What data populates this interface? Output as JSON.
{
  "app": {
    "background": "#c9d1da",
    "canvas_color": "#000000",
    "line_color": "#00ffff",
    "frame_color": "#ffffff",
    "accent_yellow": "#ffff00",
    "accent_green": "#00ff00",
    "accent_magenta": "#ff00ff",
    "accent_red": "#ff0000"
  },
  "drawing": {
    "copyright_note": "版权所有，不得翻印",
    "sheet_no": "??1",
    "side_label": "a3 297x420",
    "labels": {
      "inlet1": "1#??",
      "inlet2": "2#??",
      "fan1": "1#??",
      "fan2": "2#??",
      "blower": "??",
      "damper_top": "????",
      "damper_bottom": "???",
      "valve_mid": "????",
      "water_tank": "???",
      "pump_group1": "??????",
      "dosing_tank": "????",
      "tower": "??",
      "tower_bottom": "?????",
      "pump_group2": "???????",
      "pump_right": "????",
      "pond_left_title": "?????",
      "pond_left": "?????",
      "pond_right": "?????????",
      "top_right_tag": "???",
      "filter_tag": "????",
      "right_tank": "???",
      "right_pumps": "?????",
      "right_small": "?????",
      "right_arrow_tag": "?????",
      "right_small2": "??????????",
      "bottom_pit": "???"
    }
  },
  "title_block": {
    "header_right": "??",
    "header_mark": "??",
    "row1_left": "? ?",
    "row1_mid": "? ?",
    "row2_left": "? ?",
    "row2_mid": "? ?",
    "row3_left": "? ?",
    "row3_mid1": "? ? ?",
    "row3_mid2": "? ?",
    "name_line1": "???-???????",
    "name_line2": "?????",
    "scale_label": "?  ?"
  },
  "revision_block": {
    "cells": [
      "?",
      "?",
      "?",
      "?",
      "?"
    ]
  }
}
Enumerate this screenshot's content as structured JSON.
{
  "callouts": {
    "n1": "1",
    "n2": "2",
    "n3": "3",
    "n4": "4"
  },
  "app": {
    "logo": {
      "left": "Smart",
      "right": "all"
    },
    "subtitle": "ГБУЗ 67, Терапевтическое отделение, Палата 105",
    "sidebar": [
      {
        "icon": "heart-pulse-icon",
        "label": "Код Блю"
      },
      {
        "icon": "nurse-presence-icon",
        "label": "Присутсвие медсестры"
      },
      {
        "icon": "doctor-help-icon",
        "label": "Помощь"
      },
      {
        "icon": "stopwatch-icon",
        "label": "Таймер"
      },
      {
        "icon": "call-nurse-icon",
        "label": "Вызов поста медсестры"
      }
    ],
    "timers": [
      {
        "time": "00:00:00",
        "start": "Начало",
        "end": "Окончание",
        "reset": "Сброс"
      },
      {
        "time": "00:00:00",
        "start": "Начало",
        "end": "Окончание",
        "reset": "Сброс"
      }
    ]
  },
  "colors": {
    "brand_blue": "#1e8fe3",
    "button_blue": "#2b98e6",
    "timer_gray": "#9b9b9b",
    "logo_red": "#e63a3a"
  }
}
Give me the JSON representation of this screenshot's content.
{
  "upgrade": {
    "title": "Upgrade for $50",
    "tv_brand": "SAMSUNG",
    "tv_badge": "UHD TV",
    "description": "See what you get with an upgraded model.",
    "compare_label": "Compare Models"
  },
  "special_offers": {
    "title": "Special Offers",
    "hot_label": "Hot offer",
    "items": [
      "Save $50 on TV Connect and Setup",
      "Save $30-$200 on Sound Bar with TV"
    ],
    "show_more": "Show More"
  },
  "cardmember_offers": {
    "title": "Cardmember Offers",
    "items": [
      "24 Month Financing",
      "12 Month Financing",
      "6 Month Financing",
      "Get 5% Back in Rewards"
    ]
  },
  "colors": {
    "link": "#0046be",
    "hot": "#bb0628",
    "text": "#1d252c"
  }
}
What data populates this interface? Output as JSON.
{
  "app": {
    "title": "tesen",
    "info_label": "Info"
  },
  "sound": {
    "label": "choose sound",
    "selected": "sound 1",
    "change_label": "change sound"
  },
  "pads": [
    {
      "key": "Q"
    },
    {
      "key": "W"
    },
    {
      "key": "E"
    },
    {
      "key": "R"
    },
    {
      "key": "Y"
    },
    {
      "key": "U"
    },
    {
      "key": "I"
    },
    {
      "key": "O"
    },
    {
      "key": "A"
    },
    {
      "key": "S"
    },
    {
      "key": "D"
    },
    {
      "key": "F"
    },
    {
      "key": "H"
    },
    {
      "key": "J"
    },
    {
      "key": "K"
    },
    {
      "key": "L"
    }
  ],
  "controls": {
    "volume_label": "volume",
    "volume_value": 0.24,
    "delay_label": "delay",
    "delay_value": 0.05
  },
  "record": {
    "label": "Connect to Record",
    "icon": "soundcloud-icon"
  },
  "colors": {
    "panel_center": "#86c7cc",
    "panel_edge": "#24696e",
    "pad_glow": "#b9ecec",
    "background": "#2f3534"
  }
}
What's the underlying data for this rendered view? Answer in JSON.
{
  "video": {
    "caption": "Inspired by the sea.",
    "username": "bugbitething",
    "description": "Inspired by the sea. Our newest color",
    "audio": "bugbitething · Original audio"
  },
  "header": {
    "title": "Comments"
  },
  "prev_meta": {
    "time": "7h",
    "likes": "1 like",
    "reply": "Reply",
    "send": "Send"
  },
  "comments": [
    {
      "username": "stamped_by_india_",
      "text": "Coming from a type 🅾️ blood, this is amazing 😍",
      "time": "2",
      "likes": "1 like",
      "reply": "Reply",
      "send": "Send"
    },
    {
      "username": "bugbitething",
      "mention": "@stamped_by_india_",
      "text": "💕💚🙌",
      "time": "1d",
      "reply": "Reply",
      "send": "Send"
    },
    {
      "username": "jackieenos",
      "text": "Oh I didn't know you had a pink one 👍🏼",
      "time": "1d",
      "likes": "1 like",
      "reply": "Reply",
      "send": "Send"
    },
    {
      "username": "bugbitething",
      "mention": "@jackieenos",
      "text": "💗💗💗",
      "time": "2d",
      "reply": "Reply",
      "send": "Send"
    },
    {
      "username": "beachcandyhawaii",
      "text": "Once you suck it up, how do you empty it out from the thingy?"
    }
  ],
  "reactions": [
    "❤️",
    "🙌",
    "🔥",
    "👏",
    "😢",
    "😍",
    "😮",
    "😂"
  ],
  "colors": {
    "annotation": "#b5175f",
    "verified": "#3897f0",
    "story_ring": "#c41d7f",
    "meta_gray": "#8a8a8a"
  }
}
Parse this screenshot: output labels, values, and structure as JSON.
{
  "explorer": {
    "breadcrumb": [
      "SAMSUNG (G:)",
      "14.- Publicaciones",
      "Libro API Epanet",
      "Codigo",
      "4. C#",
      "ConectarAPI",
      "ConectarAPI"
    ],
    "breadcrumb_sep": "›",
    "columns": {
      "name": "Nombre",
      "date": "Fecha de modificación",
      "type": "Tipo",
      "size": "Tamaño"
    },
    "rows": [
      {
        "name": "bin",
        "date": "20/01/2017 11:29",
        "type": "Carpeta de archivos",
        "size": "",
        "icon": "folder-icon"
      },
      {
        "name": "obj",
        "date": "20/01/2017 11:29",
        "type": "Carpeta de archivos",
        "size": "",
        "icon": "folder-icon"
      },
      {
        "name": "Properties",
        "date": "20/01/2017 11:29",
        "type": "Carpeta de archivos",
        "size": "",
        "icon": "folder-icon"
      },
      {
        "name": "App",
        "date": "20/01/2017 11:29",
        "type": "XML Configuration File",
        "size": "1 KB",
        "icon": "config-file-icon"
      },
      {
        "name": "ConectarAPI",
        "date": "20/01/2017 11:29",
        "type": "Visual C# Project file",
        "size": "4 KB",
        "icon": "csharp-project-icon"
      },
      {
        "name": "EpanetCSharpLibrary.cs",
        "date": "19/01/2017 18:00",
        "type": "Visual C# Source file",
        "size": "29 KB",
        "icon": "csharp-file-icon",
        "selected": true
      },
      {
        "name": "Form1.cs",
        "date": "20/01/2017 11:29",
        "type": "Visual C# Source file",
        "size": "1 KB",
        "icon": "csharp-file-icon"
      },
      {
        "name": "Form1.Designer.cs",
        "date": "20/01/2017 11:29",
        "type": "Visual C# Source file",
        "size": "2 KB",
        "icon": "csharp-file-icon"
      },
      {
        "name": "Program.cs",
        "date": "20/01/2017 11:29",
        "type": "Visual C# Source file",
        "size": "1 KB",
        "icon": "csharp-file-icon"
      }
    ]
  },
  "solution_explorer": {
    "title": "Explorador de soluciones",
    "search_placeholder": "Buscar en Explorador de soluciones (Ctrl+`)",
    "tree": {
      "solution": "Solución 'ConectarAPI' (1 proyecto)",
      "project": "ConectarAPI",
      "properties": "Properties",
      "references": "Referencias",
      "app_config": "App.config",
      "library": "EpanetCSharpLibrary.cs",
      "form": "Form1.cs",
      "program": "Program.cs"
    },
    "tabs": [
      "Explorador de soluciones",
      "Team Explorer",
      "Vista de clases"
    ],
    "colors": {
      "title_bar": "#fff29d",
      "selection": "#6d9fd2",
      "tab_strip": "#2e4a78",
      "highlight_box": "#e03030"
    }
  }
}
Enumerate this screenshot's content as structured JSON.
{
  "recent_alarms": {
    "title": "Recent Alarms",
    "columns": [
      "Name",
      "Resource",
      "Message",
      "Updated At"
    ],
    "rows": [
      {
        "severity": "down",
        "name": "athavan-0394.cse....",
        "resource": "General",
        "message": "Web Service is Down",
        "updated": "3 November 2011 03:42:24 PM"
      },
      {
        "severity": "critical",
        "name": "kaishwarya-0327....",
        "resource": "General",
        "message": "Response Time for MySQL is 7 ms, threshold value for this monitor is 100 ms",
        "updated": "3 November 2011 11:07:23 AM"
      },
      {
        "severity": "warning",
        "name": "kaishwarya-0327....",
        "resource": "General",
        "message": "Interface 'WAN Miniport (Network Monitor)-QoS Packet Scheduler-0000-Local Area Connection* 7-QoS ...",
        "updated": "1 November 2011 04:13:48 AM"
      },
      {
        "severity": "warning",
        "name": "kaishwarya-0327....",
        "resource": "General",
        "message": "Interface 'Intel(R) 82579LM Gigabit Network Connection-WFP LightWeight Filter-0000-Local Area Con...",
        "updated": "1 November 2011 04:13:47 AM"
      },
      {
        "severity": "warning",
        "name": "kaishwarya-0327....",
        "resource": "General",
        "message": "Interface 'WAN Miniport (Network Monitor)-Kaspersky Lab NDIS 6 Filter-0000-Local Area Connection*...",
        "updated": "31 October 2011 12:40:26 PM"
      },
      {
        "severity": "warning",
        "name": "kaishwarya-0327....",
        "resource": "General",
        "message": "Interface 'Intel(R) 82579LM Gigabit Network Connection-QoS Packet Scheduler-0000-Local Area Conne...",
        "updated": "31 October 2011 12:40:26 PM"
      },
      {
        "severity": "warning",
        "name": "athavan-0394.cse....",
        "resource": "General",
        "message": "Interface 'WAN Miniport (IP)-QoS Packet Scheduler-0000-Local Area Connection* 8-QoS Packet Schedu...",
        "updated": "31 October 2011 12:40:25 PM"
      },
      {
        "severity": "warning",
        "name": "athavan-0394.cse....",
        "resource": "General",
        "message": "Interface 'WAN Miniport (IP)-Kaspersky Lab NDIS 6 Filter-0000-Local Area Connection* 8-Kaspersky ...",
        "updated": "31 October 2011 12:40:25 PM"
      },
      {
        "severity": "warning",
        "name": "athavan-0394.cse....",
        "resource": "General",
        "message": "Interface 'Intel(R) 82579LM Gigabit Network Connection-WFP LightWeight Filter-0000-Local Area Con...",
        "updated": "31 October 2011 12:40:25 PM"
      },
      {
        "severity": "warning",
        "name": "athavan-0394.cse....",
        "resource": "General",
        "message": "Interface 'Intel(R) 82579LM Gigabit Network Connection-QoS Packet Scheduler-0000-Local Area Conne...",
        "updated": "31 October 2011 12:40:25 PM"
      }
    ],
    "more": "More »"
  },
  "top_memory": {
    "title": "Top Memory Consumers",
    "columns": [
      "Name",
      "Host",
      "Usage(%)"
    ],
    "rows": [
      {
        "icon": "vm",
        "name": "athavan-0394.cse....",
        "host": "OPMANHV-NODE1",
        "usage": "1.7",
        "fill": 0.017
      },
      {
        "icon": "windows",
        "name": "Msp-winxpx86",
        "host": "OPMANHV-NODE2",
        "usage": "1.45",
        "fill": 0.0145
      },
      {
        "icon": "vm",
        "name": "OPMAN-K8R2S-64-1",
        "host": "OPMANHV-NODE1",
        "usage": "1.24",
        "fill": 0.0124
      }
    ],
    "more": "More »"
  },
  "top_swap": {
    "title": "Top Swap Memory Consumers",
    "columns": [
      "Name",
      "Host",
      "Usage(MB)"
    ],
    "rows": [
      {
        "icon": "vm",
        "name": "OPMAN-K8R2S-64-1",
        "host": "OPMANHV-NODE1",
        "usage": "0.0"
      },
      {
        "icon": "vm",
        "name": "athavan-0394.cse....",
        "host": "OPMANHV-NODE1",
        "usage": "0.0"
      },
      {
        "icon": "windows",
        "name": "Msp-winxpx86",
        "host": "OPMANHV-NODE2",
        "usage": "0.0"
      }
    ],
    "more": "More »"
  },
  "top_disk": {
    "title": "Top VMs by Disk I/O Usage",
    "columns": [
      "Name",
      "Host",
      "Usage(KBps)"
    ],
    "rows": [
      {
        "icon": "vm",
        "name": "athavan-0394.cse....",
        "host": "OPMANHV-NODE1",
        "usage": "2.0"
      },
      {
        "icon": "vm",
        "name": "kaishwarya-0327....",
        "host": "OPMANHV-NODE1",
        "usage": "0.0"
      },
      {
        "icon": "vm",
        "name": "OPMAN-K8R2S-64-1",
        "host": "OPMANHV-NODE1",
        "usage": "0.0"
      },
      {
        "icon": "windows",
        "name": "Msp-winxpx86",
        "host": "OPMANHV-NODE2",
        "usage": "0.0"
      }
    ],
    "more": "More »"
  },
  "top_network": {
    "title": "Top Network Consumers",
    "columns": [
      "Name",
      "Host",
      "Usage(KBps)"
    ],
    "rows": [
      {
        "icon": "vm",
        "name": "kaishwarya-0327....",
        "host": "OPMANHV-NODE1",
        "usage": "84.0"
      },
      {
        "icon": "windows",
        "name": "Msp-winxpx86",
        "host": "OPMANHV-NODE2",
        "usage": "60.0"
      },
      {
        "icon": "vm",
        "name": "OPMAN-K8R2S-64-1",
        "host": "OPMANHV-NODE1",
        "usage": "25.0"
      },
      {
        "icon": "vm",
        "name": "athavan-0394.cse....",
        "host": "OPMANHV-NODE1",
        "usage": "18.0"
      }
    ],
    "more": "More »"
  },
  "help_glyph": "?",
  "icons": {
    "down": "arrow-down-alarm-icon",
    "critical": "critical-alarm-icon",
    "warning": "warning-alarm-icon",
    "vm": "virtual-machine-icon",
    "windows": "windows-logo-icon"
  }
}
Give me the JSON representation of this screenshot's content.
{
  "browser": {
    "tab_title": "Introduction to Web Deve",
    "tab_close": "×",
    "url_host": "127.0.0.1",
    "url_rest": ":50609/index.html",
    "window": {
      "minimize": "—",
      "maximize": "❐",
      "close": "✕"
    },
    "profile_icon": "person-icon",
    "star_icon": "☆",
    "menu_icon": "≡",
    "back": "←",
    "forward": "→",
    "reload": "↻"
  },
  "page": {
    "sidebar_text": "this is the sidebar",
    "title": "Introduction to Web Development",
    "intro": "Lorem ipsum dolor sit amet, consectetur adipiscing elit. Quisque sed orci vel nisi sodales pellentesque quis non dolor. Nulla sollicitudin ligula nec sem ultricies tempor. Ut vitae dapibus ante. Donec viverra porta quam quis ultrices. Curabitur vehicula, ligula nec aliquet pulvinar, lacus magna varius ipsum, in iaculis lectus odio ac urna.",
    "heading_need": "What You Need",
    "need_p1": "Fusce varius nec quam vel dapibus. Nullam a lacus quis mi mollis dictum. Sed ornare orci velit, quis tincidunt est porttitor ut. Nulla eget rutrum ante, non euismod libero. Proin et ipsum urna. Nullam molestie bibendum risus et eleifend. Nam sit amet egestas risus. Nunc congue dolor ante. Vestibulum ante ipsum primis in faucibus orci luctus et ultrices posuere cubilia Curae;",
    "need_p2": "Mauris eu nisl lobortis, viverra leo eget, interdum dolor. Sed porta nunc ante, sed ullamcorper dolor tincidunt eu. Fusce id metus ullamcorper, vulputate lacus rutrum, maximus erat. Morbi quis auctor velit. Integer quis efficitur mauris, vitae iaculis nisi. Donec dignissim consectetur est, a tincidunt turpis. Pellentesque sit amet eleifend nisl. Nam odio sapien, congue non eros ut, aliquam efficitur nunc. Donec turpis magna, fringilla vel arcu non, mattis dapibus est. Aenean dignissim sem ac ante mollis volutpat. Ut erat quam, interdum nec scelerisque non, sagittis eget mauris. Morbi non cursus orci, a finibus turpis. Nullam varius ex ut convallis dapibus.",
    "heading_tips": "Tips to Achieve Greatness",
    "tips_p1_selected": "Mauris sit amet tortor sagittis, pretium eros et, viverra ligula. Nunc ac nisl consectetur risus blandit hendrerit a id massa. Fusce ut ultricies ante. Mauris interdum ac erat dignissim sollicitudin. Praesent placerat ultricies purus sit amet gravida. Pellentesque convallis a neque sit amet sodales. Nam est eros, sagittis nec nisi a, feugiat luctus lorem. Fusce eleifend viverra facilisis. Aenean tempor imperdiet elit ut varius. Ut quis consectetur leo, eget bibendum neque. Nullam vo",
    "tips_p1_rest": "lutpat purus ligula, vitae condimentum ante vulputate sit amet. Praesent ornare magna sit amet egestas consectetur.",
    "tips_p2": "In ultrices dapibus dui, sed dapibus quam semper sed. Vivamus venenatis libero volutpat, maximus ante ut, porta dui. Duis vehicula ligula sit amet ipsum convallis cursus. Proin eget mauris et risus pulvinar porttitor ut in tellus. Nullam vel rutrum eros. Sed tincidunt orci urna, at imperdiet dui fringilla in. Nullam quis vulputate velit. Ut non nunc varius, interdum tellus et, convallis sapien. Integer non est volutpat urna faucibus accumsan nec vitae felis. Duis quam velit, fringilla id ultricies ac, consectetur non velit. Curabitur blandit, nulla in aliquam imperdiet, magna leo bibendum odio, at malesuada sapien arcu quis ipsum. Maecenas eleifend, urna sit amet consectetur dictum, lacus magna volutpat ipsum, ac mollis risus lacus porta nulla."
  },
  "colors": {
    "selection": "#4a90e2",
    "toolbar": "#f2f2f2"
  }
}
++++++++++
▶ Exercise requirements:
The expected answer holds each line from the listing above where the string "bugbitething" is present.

▶ Answer to this task:
    "username": "bugbitething",
    "audio": "bugbitething · Original audio"
      "username": "bugbitething",
      "username": "bugbitething",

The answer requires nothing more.